(Element data from apps and pages)
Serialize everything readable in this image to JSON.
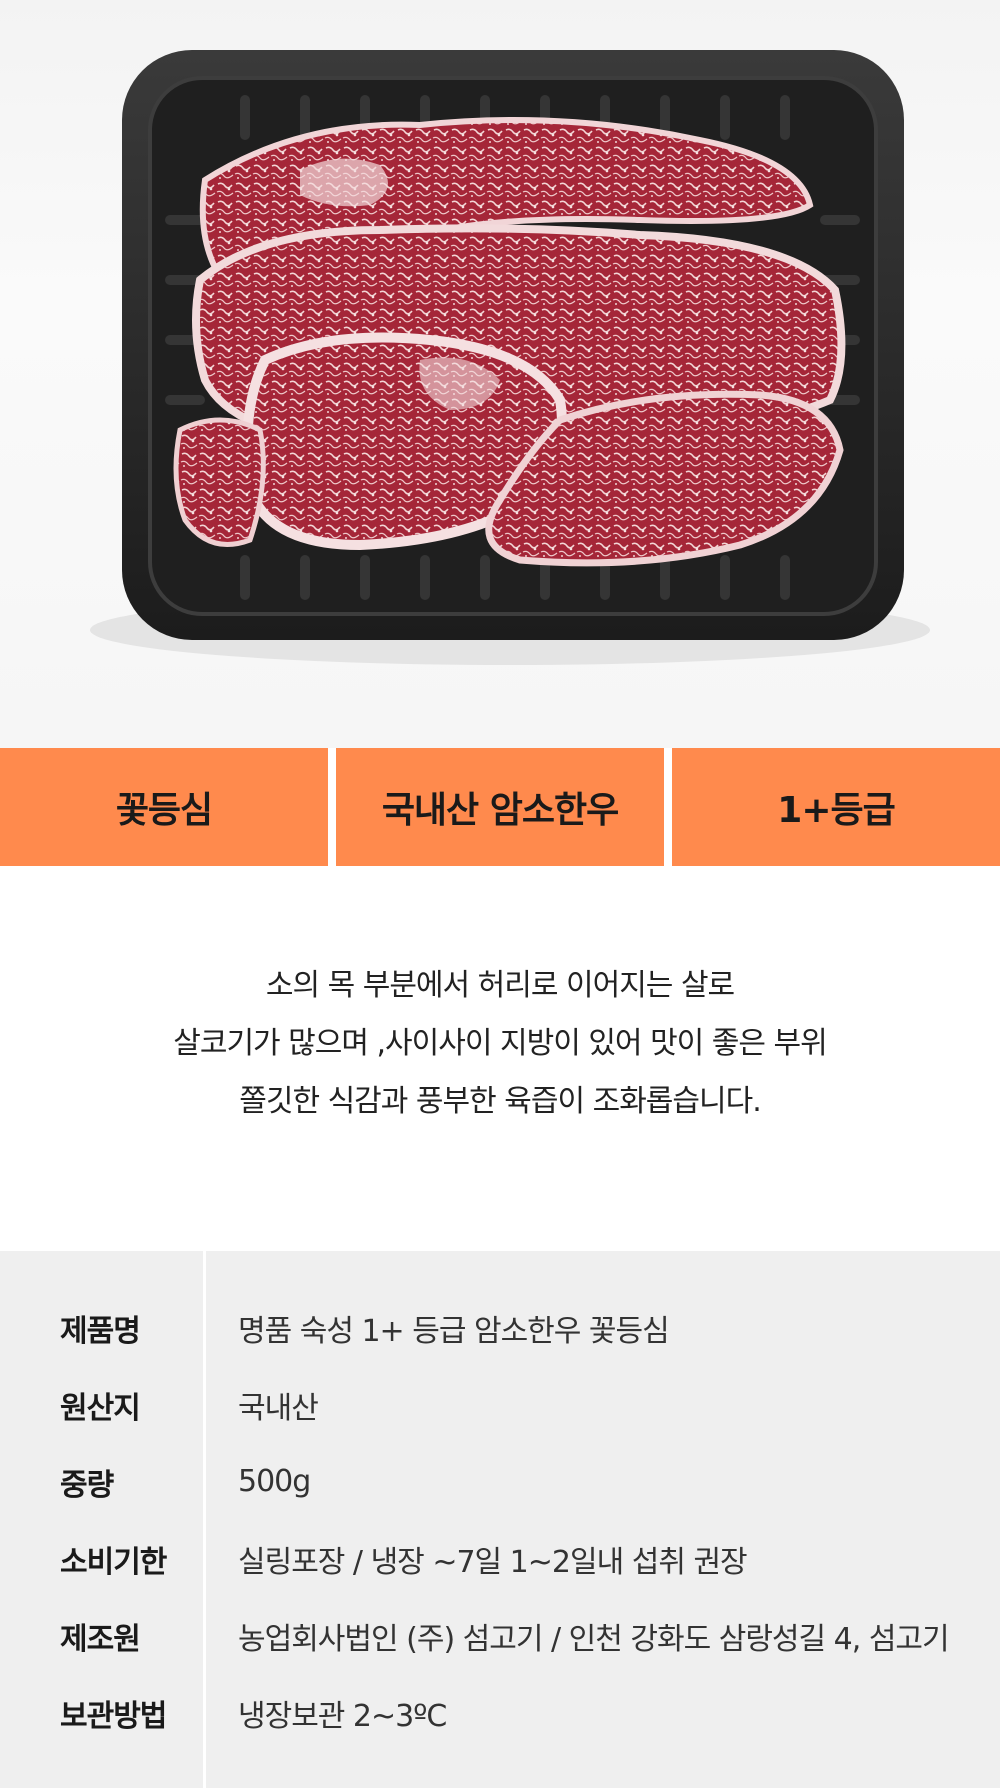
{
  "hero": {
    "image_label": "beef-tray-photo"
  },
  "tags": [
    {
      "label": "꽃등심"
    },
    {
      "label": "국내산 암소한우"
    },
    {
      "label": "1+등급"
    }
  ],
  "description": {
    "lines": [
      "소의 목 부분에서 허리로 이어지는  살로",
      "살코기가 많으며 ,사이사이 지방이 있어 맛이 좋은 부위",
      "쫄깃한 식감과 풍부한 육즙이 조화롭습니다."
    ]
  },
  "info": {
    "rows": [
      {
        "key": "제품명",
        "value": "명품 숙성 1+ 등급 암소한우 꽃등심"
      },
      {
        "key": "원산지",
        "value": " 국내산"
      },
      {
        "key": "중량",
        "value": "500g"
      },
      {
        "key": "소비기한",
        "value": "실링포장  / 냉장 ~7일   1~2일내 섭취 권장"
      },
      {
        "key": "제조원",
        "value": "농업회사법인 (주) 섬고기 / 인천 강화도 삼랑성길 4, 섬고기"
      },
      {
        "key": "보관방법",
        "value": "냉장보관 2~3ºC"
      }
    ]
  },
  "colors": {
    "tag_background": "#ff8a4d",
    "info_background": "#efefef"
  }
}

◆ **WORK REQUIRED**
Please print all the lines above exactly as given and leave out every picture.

◆ **WRITTEN SOLUTION**
Serialize everything readable in this image to JSON.
{
  "hero": {
    "image_label": "beef-tray-photo"
  },
  "tags": [
    {
      "label": "꽃등심"
    },
    {
      "label": "국내산 암소한우"
    },
    {
      "label": "1+등급"
    }
  ],
  "description": {
    "lines": [
      "소의 목 부분에서 허리로 이어지는  살로",
      "살코기가 많으며 ,사이사이 지방이 있어 맛이 좋은 부위",
      "쫄깃한 식감과 풍부한 육즙이 조화롭습니다."
    ]
  },
  "info": {
    "rows": [
      {
        "key": "제품명",
        "value": "명품 숙성 1+ 등급 암소한우 꽃등심"
      },
      {
        "key": "원산지",
        "value": " 국내산"
      },
      {
        "key": "중량",
        "value": "500g"
      },
      {
        "key": "소비기한",
        "value": "실링포장  / 냉장 ~7일   1~2일내 섭취 권장"
      },
      {
        "key": "제조원",
        "value": "농업회사법인 (주) 섬고기 / 인천 강화도 삼랑성길 4, 섬고기"
      },
      {
        "key": "보관방법",
        "value": "냉장보관 2~3ºC"
      }
    ]
  },
  "colors": {
    "tag_background": "#ff8a4d",
    "info_background": "#efefef"
  }
}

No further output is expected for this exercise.